As far as we know, The White Devil (1612) was the first play Webster wrote solely by himself. Performed at the popular Red Bull Theater in north London, it was followed two years later by what is usually considered Webster’s masterpiece, The Duchess of Malfi. Both are set in Italy and depict a world in which characters are defined by lust, lawless ambition, and treachery. T.S. Eliot, writing about Webster in “Whispers of Immortality,” suggestively said:
Webster was much possessed by
death And saw the skull beneath
the skin; And breastless creatures
under ground Leaned backward
with a lipless grin.
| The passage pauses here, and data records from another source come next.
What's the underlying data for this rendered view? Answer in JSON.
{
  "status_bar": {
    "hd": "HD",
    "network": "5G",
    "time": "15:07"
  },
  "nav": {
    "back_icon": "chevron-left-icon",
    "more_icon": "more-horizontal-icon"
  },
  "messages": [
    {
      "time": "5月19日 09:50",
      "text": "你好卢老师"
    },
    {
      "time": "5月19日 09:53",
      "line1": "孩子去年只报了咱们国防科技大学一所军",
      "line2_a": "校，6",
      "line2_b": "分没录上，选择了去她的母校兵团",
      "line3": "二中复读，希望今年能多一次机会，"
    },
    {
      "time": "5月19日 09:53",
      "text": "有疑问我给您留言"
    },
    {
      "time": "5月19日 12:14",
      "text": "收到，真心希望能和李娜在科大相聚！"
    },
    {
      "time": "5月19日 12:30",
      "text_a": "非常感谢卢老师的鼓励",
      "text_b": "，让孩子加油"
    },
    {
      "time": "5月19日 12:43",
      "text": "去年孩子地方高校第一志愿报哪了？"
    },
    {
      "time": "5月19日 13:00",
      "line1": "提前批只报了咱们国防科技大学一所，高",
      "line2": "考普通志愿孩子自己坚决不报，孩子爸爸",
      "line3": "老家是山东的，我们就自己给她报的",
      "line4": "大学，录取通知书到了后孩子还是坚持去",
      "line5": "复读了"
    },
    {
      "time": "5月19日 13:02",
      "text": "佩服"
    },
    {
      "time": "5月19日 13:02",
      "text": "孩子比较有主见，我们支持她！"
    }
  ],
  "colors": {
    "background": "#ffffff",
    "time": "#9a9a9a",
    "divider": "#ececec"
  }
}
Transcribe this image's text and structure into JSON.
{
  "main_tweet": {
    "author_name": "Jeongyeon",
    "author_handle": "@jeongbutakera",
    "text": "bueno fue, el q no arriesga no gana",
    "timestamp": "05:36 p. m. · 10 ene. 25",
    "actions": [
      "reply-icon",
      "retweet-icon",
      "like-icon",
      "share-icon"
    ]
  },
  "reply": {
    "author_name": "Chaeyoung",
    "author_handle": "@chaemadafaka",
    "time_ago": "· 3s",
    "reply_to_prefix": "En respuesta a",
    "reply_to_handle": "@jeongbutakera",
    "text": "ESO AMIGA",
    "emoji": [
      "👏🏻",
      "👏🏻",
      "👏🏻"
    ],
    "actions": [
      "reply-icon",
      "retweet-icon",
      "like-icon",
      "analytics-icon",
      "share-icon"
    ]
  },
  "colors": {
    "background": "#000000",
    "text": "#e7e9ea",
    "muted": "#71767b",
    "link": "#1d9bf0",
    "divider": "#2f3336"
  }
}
Daffodil bulbs
instead of balls
Stared from the sockets of the eyes!
Eliot caught here the macabre fascination with death in Webster’s tragedies and the way in which the grave, repository of skulls and bones, mocks human ambition and aspiration. Whatever Webster’s characters hope to achieve, in the end they are defeated by the foe that captures everyone. Death comes in novel ways in The White Devil. Characters kiss poisoned pictures, have their necks deliberately broken when exercising on a vaulting horse, go brainsick from the fumes of a poisoned helmet, or, more prosaically, are run through with a sword. Webster’s talents as a dramatist are shown in part by his inventiveness with these technologies of death.
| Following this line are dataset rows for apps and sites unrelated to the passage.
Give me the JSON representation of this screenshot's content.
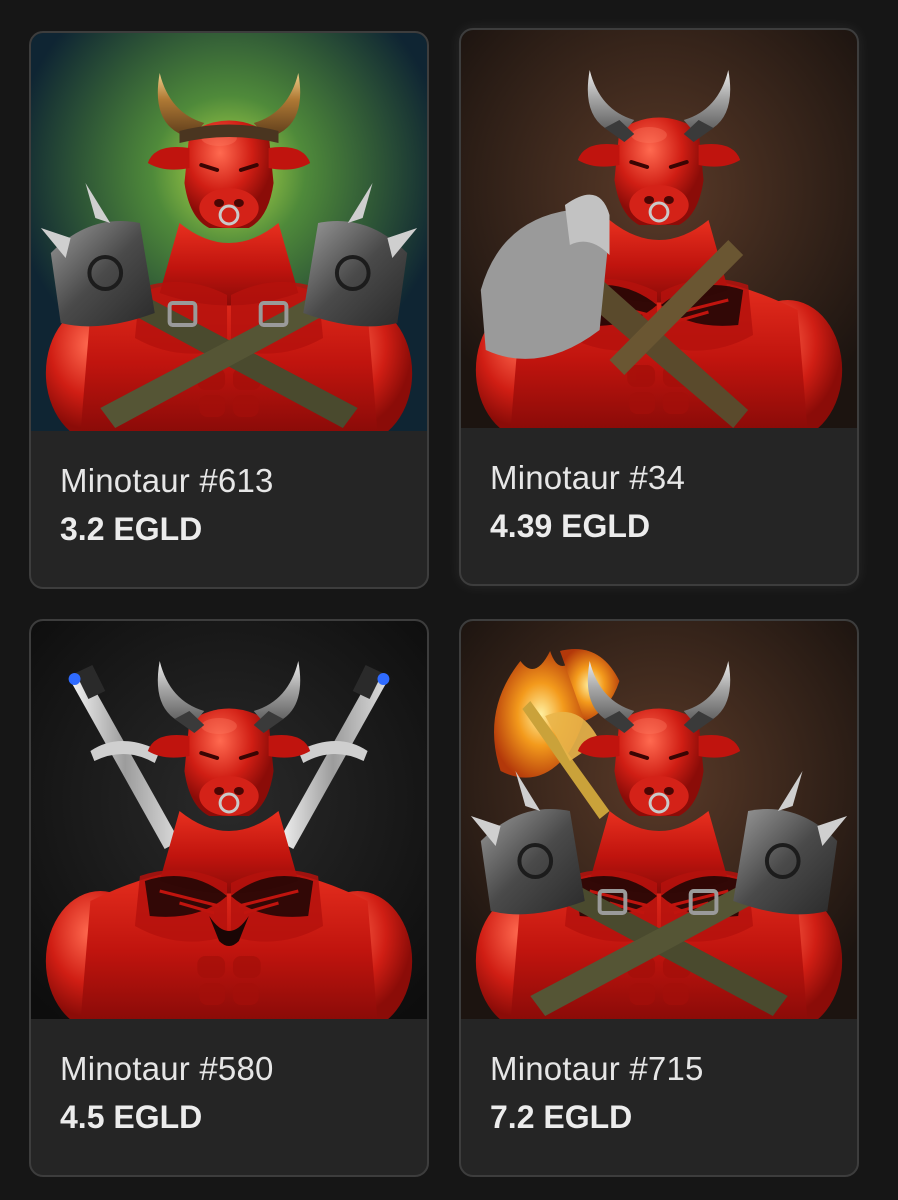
{
  "items": [
    {
      "name": "Minotaur #613",
      "price": "3.2 EGLD",
      "background": "teal-green-glow",
      "horns": "bronze",
      "gear": "spiked-pauldrons-crossed-straps"
    },
    {
      "name": "Minotaur #34",
      "price": "4.39 EGLD",
      "background": "brown-hex",
      "horns": "silver",
      "gear": "stone-shoulder-tattoo-bandolier"
    },
    {
      "name": "Minotaur #580",
      "price": "4.5 EGLD",
      "background": "dark-grid",
      "horns": "silver",
      "gear": "crossed-swords-tattoo"
    },
    {
      "name": "Minotaur #715",
      "price": "7.2 EGLD",
      "background": "brown-hex",
      "horns": "silver",
      "gear": "flaming-axe-spiked-pauldrons"
    }
  ],
  "colors": {
    "page_bg": "#161616",
    "card_bg": "#252525",
    "card_border": "#3d3d3d",
    "minotaur_red": "#c5140f",
    "text": "#e6e6e6"
  }
}
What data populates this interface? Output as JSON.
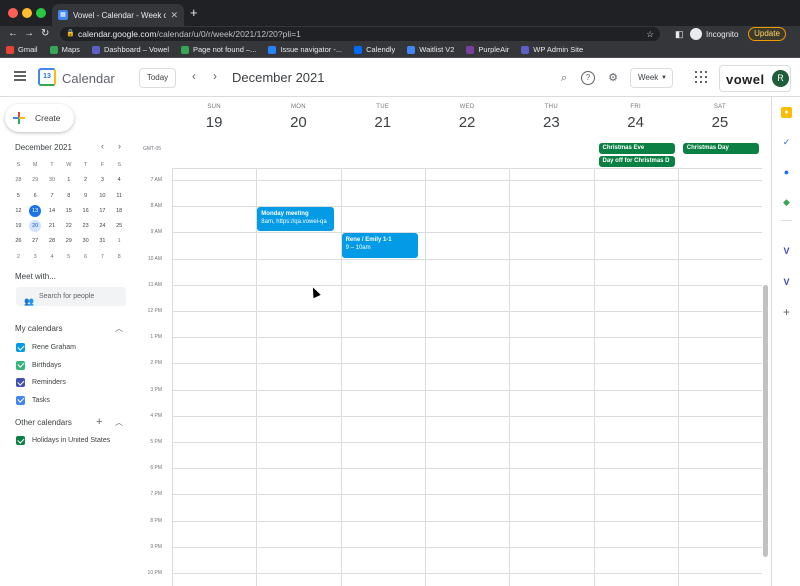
{
  "browser": {
    "tab_title": "Vowel - Calendar - Week of De",
    "url_host": "calendar.google.com",
    "url_path": "/calendar/u/0/r/week/2021/12/20?pli=1",
    "incognito_label": "Incognito",
    "update_label": "Update",
    "bookmarks": [
      {
        "label": "Gmail",
        "color": "#ea4335"
      },
      {
        "label": "Maps",
        "color": "#34a853"
      },
      {
        "label": "Dashboard – Vowel",
        "color": "#5b5fc7"
      },
      {
        "label": "Page not found –...",
        "color": "#34a853"
      },
      {
        "label": "Issue navigator -...",
        "color": "#2684ff"
      },
      {
        "label": "Calendly",
        "color": "#006bff"
      },
      {
        "label": "Waitlist V2",
        "color": "#4285f4"
      },
      {
        "label": "PurpleAir",
        "color": "#7b3fa0"
      },
      {
        "label": "WP Admin Site",
        "color": "#5b5fc7"
      }
    ]
  },
  "header": {
    "app_name": "Calendar",
    "logo_number": "13",
    "today_label": "Today",
    "period": "December 2021",
    "view": "Week",
    "brand": "vowel",
    "avatar_letter": "R"
  },
  "sidebar": {
    "create_label": "Create",
    "mini_month": "December 2021",
    "weekday_heads": [
      "S",
      "M",
      "T",
      "W",
      "T",
      "F",
      "S"
    ],
    "weeks": [
      [
        {
          "d": "28",
          "m": true
        },
        {
          "d": "29",
          "m": true
        },
        {
          "d": "30",
          "m": true
        },
        {
          "d": "1"
        },
        {
          "d": "2"
        },
        {
          "d": "3"
        },
        {
          "d": "4"
        }
      ],
      [
        {
          "d": "5"
        },
        {
          "d": "6"
        },
        {
          "d": "7"
        },
        {
          "d": "8"
        },
        {
          "d": "9"
        },
        {
          "d": "10"
        },
        {
          "d": "11"
        }
      ],
      [
        {
          "d": "12"
        },
        {
          "d": "13",
          "today": true
        },
        {
          "d": "14"
        },
        {
          "d": "15"
        },
        {
          "d": "16"
        },
        {
          "d": "17"
        },
        {
          "d": "18"
        }
      ],
      [
        {
          "d": "19"
        },
        {
          "d": "20",
          "sel": true
        },
        {
          "d": "21"
        },
        {
          "d": "22"
        },
        {
          "d": "23"
        },
        {
          "d": "24"
        },
        {
          "d": "25"
        }
      ],
      [
        {
          "d": "26"
        },
        {
          "d": "27"
        },
        {
          "d": "28"
        },
        {
          "d": "29"
        },
        {
          "d": "30"
        },
        {
          "d": "31"
        },
        {
          "d": "1",
          "m": true
        }
      ],
      [
        {
          "d": "2",
          "m": true
        },
        {
          "d": "3",
          "m": true
        },
        {
          "d": "4",
          "m": true
        },
        {
          "d": "5",
          "m": true
        },
        {
          "d": "6",
          "m": true
        },
        {
          "d": "7",
          "m": true
        },
        {
          "d": "8",
          "m": true
        }
      ]
    ],
    "meet_with_label": "Meet with...",
    "search_people_placeholder": "Search for people",
    "my_calendars_label": "My calendars",
    "my_calendars": [
      {
        "label": "Rene Graham",
        "color": "#039be5"
      },
      {
        "label": "Birthdays",
        "color": "#33b679"
      },
      {
        "label": "Reminders",
        "color": "#3f51b5"
      },
      {
        "label": "Tasks",
        "color": "#4285f4"
      }
    ],
    "other_calendars_label": "Other calendars",
    "other_calendars": [
      {
        "label": "Holidays in United States",
        "color": "#0b8043"
      }
    ]
  },
  "week": {
    "timezone": "GMT-05",
    "days": [
      {
        "name": "SUN",
        "date": "19"
      },
      {
        "name": "MON",
        "date": "20"
      },
      {
        "name": "TUE",
        "date": "21"
      },
      {
        "name": "WED",
        "date": "22"
      },
      {
        "name": "THU",
        "date": "23"
      },
      {
        "name": "FRI",
        "date": "24"
      },
      {
        "name": "SAT",
        "date": "25"
      }
    ],
    "all_day_events": [
      {
        "title": "Christmas Eve",
        "day": 5,
        "slot": 0
      },
      {
        "title": "Day off for Christmas D",
        "day": 5,
        "slot": 1
      },
      {
        "title": "Christmas Day",
        "day": 6,
        "slot": 0
      }
    ],
    "time_labels": [
      "7 AM",
      "8 AM",
      "9 AM",
      "10 AM",
      "11 AM",
      "12 PM",
      "1 PM",
      "2 PM",
      "3 PM",
      "4 PM",
      "5 PM",
      "6 PM",
      "7 PM",
      "8 PM",
      "9 PM",
      "10 PM"
    ],
    "events": [
      {
        "title": "Monday meeting",
        "detail": "8am, https://qa.vowel-qa",
        "day": 1,
        "start": 8,
        "end": 9
      },
      {
        "title": "Rene / Emily 1-1",
        "detail": "9 – 10am",
        "day": 2,
        "start": 9,
        "end": 10
      }
    ]
  },
  "colors": {
    "accent": "#1a73e8",
    "event_blue": "#039be5",
    "holiday_green": "#0b8043"
  }
}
The White Devil belongs to the early modern genre of revenge tragedy, a type of play in which crime spurs secret retaliation that in turn spurs further revenge. We see this cycle when Brachiano, married to Isabella, falls passionately in love with the beautiful Vittoria, who is married to Camillo. In pursuit of his adulterous passion, Brachiano has Isabella killed by a poisoned painting and Camillo’s neck snapped at the vaulting horse. Flamineo, the discontented and poor secretary to Brachiano and Vittoria’s brother, is his instrument. In the play’s counteraction, Francisco, Duke of Florence and his sister of Isabella, seeks revenge for her murder, aided by the Cardinal Monticelso, and Count Lodovico, an unrequited lover of Isabella. Vittoria stands trial and is banished to a religious house before both she and Brachiano, and a host of others, are killed.
The voraciousness with which Brachiano and Vittoria, the play’s protagonists, pursue their adulterous passion, along with the remarkable composure displayed by Vittoria in the long courtroom scene that dominates Act III, are riveting theater. Brachiano and Vittoria are villain heroes; each ruthlessly spurns conventional morality; each displays remarkable courage and strength of mind in the face of almost certain death and, in Vittoria’s case, in the face of the combined forces of state and church. Her outspoken defiance of those who would judge her, her insistence that they stop speaking Latin and condemn her plainly in their shared native tongue, have made this character interesting to contemporary feminists. In a play in which men have most of the power, she seizes as much of it as she can, unmasking the hypocrisy and double standard by which her crimes are punished and men’s are not. Cornelia, mother of Vittoria and Flamineo, is the play’s only truly “good” woman, a figure of antique Roman virtue rather than contemporary Italian vice, but she is out-shone, theatrically speaking, by the shamelessly adulterous Vittoria and her Moorish maid, Zanche.
Flamineo, the discontented secretary, is Webster’s other remarkable creation in this play. He is clear kin to Bosola, the ambitious courtier in The Duchess of Malfi. Like Bosola, Flamineo serves the great and does terrible things, including murdering his brother, to win their favor. Like many other Renaissance aspiring servants, his efforts win him few rewards, but when it comes his time to die, he faces death with clear-eyed Stoicism: “We cease to grieve, cease to be Fortune’s slaves / Nay, cease to die by dying” (V.vi.252-53). Here, death inspires less terror than relief. It means the end of fearing death; it means the end of a life dominated by Fortune, that restless goddess who gives men opportunities only to snatch them away. Bosola has been great men’s lackey, trying to seize fickle Fortune’s rewards. In the end, he achieves a noble death only by embracing it and setting his face against the world whose prizes have teased and eluded him.
Jean Howard, George Delacorte Professor in the Humanities, Columbia University